A German-supported centre has opened at the Kotoka International Airport (KIA) in Accra to provide both voluntary and forced returnees from Europe advice on available reintegration initiatives and livelihood support programmes by the government and other agencies for their re-establishment process.
The Migration Information Centre for Returnees (MICR) was declared open by the Chief Director of the ministry, Mrs Adelaide Annor-Kumi, on behalf of Ghana’s Minister for the Interior, Mr Ambrose Dery.

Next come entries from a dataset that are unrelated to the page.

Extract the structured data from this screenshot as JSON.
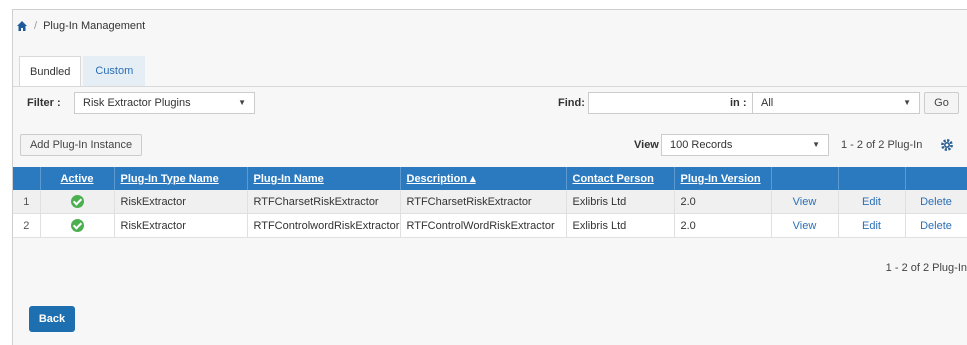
{
  "breadcrumb": {
    "current": "Plug-In Management",
    "separator": "/"
  },
  "tabs": [
    {
      "label": "Bundled",
      "active": true
    },
    {
      "label": "Custom",
      "active": false
    }
  ],
  "filter": {
    "label": "Filter :",
    "value": "Risk Extractor Plugins",
    "find_label": "Find:",
    "find_value": "",
    "in_label": "in :",
    "in_value": "All",
    "go_label": "Go"
  },
  "toolbar": {
    "add_label": "Add Plug-In Instance",
    "view_label": "View",
    "view_value": "100 Records",
    "pager_text": "1 - 2 of 2 Plug-In"
  },
  "table": {
    "headers": [
      "",
      "Active",
      "Plug-In Type Name",
      "Plug-In Name",
      "Description ▴",
      "Contact Person",
      "Plug-In Version",
      "",
      "",
      ""
    ],
    "rows": [
      {
        "num": "1",
        "type": "RiskExtractor",
        "name": "RTFCharsetRiskExtractor",
        "desc": "RTFCharsetRiskExtractor",
        "contact": "Exlibris Ltd",
        "version": "2.0",
        "view": "View",
        "edit": "Edit",
        "delete": "Delete"
      },
      {
        "num": "2",
        "type": "RiskExtractor",
        "name": "RTFControlwordRiskExtractor",
        "desc": "RTFControlWordRiskExtractor",
        "contact": "Exlibris Ltd",
        "version": "2.0",
        "view": "View",
        "edit": "Edit",
        "delete": "Delete"
      }
    ]
  },
  "pager_bottom": "1 - 2 of 2 Plug-In",
  "back_label": "Back",
  "colors": {
    "header_bg": "#2b7ac0",
    "link": "#2b6fb6",
    "back_bg": "#1e6fb0",
    "active_check": "#4caf50"
  }
}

The ceremony was also attended by the Comptroller-General, Ghana Immigration Service, Kwame Asuah Takyi, the Ambassador of the European Union to Ghana, Irchard Ramiandrasoa Razaaly, the Ambassador of the Federal Republic of Germany in Accra, Daniel Krull, and the Minister of Children, Family, Refugees and Integration of the German federal state of North Rhine-Westphalia, Dr Joachim Stamp, among others.

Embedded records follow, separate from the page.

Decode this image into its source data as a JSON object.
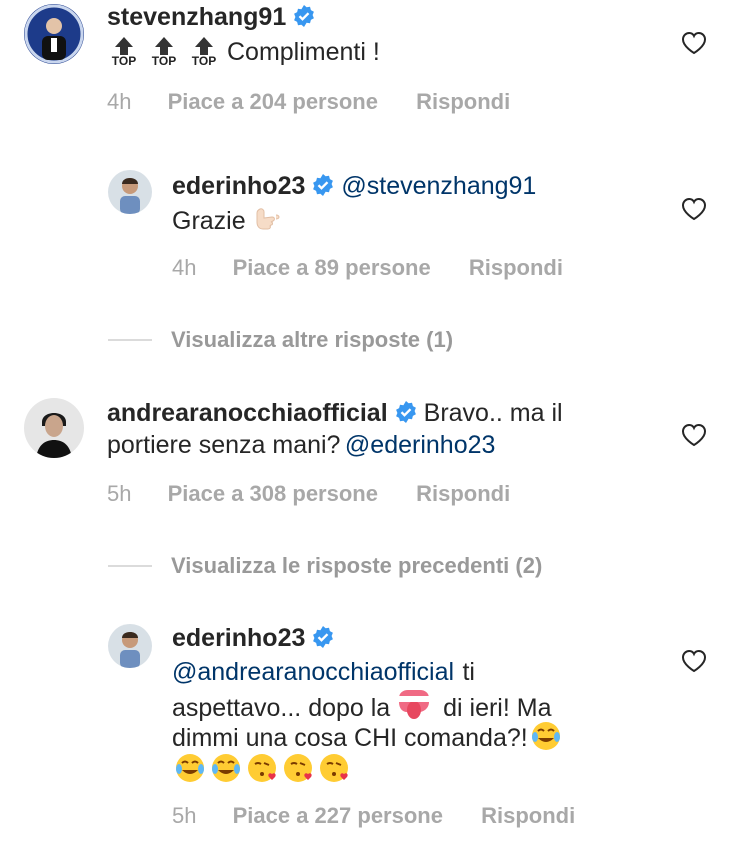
{
  "comments": [
    {
      "username": "stevenzhang91",
      "prefix_icons": [
        "top-arrow-icon",
        "top-arrow-icon",
        "top-arrow-icon"
      ],
      "top_label": "TOP",
      "text": "Complimenti !",
      "time": "4h",
      "likes": "Piace a 204 persone",
      "reply": "Rispondi"
    },
    {
      "username": "ederinho23",
      "mention": "@stevenzhang91",
      "text": "Grazie",
      "emoji": "call-me-hand-icon",
      "time": "4h",
      "likes": "Piace a 89 persone",
      "reply": "Rispondi"
    },
    {
      "more_replies": "Visualizza altre risposte (1)"
    },
    {
      "username": "andrearanocchiaofficial",
      "text_line1": "Bravo.. ma il",
      "text_line2": "portiere senza mani?",
      "mention": "@ederinho23",
      "time": "5h",
      "likes": "Piace a 308 persone",
      "reply": "Rispondi"
    },
    {
      "more_replies": "Visualizza le risposte precedenti (2)"
    },
    {
      "username": "ederinho23",
      "mention": "@andrearanocchiaofficial",
      "line1_tail": "ti",
      "line2_a": "aspettavo... dopo la",
      "line2_b": "di ieri! Ma",
      "line3": "dimmi una cosa CHI comanda?!",
      "emojis_line4": [
        "tears-of-joy-icon",
        "tears-of-joy-icon",
        "kissing-heart-icon",
        "kissing-heart-icon",
        "kissing-heart-icon"
      ],
      "time": "5h",
      "likes": "Piace a 227 persone",
      "reply": "Rispondi"
    }
  ],
  "colors": {
    "text": "#262626",
    "mention": "#003569",
    "meta": "#a8a8a8",
    "verified": "#3897f0"
  }
}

The Ghanaian government and other stakeholders, Minister Dery said, in the speech read on his behalf, were mindful of the importance of addressing the issues that influenced Ghanaians to irregularly migrate to Europe.

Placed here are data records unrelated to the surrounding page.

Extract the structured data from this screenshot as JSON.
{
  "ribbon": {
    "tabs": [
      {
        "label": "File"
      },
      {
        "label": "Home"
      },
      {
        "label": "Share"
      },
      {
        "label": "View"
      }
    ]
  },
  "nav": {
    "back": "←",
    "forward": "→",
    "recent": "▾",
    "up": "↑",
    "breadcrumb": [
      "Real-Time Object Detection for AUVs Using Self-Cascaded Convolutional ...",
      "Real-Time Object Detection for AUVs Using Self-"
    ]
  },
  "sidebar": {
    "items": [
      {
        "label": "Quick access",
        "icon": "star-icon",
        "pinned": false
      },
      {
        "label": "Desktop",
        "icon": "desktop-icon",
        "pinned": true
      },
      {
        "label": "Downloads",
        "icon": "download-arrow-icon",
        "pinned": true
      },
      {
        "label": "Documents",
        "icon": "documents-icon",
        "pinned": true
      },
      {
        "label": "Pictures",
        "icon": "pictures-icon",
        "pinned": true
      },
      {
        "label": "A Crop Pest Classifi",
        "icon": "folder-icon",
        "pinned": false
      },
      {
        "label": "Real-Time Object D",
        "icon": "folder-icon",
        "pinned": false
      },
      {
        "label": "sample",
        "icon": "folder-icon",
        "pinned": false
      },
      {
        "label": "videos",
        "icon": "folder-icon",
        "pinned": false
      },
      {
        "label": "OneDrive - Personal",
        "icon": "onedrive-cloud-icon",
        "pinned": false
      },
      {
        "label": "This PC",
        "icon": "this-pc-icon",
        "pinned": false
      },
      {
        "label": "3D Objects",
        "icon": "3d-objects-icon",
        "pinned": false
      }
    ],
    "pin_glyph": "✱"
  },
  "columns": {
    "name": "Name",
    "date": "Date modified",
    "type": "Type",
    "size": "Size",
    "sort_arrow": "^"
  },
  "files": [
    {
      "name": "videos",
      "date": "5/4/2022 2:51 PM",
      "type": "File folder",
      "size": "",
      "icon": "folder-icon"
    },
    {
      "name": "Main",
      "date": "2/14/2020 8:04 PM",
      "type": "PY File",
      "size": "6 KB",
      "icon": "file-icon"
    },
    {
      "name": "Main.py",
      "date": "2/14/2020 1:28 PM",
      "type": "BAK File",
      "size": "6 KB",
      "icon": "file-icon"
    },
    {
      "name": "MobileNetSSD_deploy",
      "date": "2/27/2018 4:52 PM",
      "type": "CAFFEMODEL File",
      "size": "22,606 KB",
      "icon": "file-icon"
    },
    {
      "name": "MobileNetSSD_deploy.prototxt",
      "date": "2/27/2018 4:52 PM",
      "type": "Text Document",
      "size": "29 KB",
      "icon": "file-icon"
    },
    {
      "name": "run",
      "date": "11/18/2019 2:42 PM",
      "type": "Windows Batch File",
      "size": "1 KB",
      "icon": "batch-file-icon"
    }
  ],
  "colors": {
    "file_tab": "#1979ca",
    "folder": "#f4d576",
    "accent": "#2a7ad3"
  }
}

He mentioned poverty, climate change, misinformation regarding migration, among others as some of the factors that influenced irregular migration that needed to be tackled.
Mr Dery noted that it had taken a substantial investment from the European Return and Reintegration Network (ERRIN), the State of North Rhine-Westphalia (Germany), the International Centre for Migration Policy Development (ICMPD) and the Ghana Immigration Service (GIS) to have the centre established.
The minister said many Ghanaians in Europe chose Germany, particularly the region of North Rhine-Westphalia, as their main destination. As a result, the state of North Rhine-Westphalia and the government of Ghana had established a collaborative dialogue on migration management issues, putting dignified return and sustainable reintegration as one of the priority items on the agenda under the ERRIN project.
“Our efforts here today also coincide with the efforts of reducing illegal movement of Ghanaians to European countries,” the minister said, adding that the government and relevant agencies had emphasised the need to adopt a comprehensive approach in the fight against illegal migration.
“The ceremonial opening of the MICR is an excellent example of the cooperation between Ghana and North Rhine-Westphalia in the field of migration management. The good reception of returnees and support after arrival and during reintegration are in both our interests. Those who have embarked on the path of irregular migration, perhaps with false hopes, but often with high financial commitment and considerable personal risks, need the chance of sustainable support and a new perspective for the future after returning to their home country,” said Minister Stamp.
“The MICR provides returnees from Germany and Europe with comprehensive advice on reintegration measures and support services after their arrival. This gives people the opportunity to gain a foothold in the Ghanaian labour market,” he added.
“Today’s opening ceremony of the centre is an excellent example of the cooperation between Ghana and North Rhine-Westphalia in the field of migration management.”
The partnership between Ghana and North Rhine-Westphalia was established in 2007 with the signing of a joint declaration of intent, renewed in 2016 and most recently in 2021. The focus of the cooperation is on Ghana’s sustainable economic development, cooperation in higher education and migration management, as well as an exchange of know-how in the field of taxation and good governance. In response to the Corona pandemic, health issues have been given greater weight.
The German federal state supports civil society projects in Ghana through various funding programmes and has also made the country a focus of its cooperation with the Deutsche Gesellschaft für Internationale Zusammenarbeit (GIZ).